Protesters chant anti-government slogans in Harare and Bulawayo over high prices
Zimbabwean security forces on Tuesday fired on hundreds of protesters who barricaded roads and burned tyres over fuel price rises of 150 per cent.
Protesters in the capital Harare and the second city of Bulawayo chanted slogans against President Emmerson Mnangagwa, who introduced the price rises on Sunday in the face of the country’s worst economic crisis in a decade.
At least 13 people were injured by gunfire and 12 were arrested in the protests, human rights lawyers and doctors said.
Opposition to the policy and deteriorating living conditions has galvanised the biggest protests since unrest over last year’s delayed presidential election, in which six people were killed.

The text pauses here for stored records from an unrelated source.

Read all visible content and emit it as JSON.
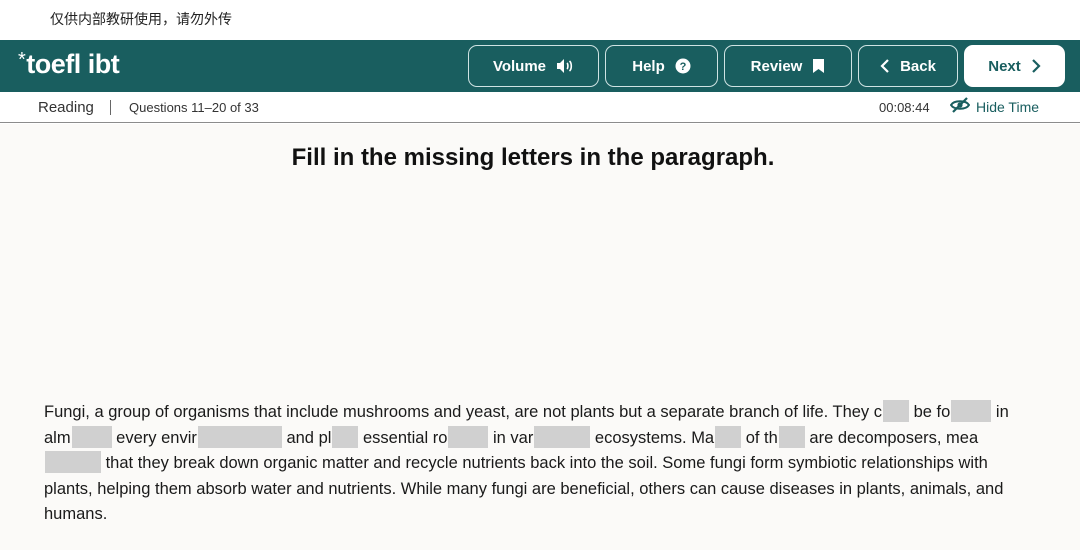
{
  "watermark": "仅供内部教研使用，请勿外传",
  "header": {
    "logo_text": "toefl ibt",
    "buttons": {
      "volume": "Volume",
      "help": "Help",
      "review": "Review",
      "back": "Back",
      "next": "Next"
    }
  },
  "subheader": {
    "section": "Reading",
    "questions": "Questions 11–20 of 33",
    "timer": "00:08:44",
    "hide_time": "Hide Time"
  },
  "main": {
    "instruction": "Fill in the missing letters in the paragraph.",
    "paragraph": {
      "s1": "Fungi, a group of organisms that include mushrooms and yeast, are not plants but a separate branch of life. They c",
      "s2": " be fo",
      "s3": " in alm",
      "s4": " every envir",
      "s5": " and pl",
      "s6": " essential ro",
      "s7": " in var",
      "s8": " ecosystems. Ma",
      "s9": " of th",
      "s10": " are decomposers, mea",
      "s11": " that they break down organic matter and recycle nutrients back into the soil. Some fungi form symbiotic relationships with plants, helping them absorb water and nutrients. While many fungi are beneficial, others can cause diseases in plants, animals, and humans."
    }
  },
  "colors": {
    "header_bg": "#195e5f",
    "blank_fill": "#d0d0d0",
    "content_bg": "#fbfaf8"
  }
}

In Harare, helicopters circled as protesters burned cars and blocked roads with boulders, street signs and burning tyres.

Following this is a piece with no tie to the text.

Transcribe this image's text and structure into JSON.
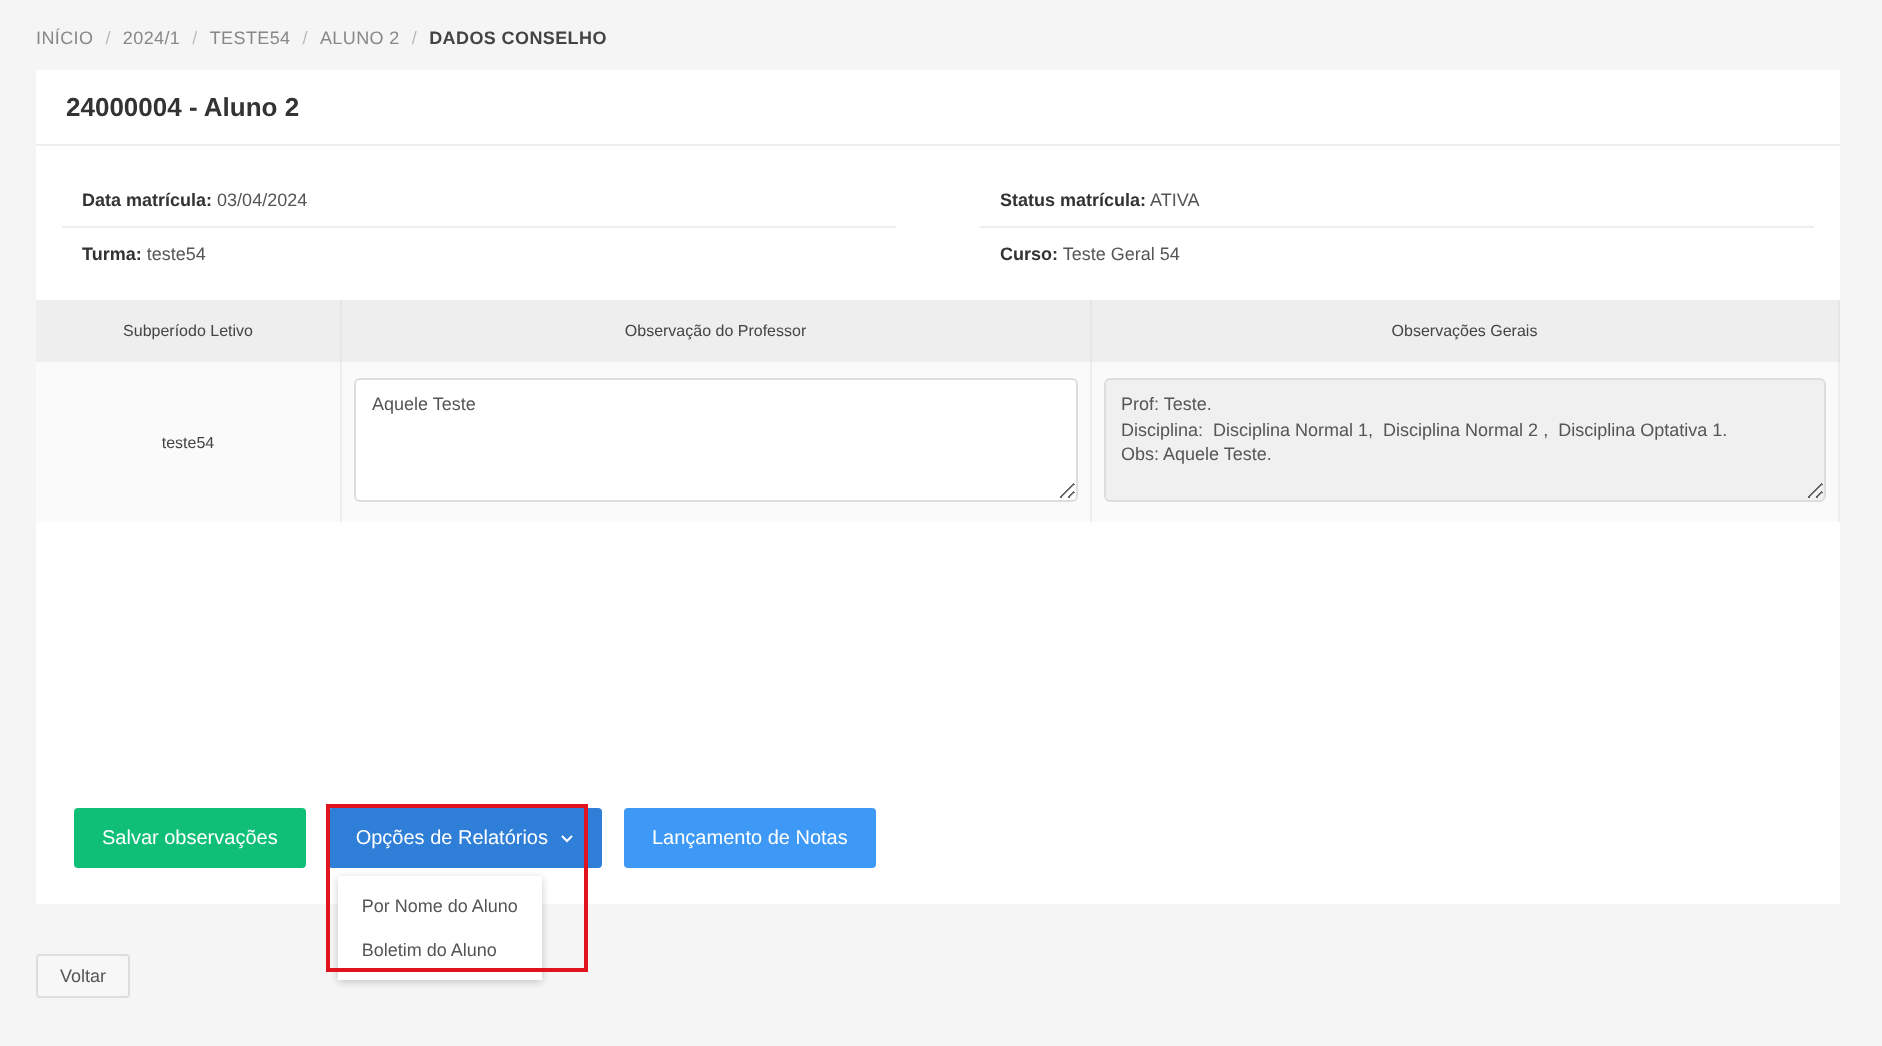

A tollgate on the major route from the city to the border town of Beitbridge, in South Africa was destroyed, leaving only a steel gantry.
Businesses closed early and commuters and schoolchildren struggled to get home as taxis stayed off the streets. Internal flights were cancelled and low-cost African airline Fastjet halted flights to and from the country.
Zimbabwe’s economy has struggled under cash shortages and an inability of the Mnangagwa government to bring back international investment since the end of Robert Mugabe’s 37-year-rule in November 2017.
The president defended the fuel price hikes on a trip to Moscow on Monday.
“Zimbabwe is going through both political and economic reforms and these do not come easily. It will take time for things to settle and results to be shown,” he said.
But many protesters out on Zimbabwe’s streets on Monday directed their anger against the president, who came to power in a largely peaceful coup before winning a disputed election.
“He lied that our lives will improve, but things are getting worse by the day since he took over. Prices have been rising every day,” said protester Judith Chamambo.
On Friday, Harare saw long queues for fuel at petrol stations and hundreds of cars were abandoned on the roadside after running out of petrol.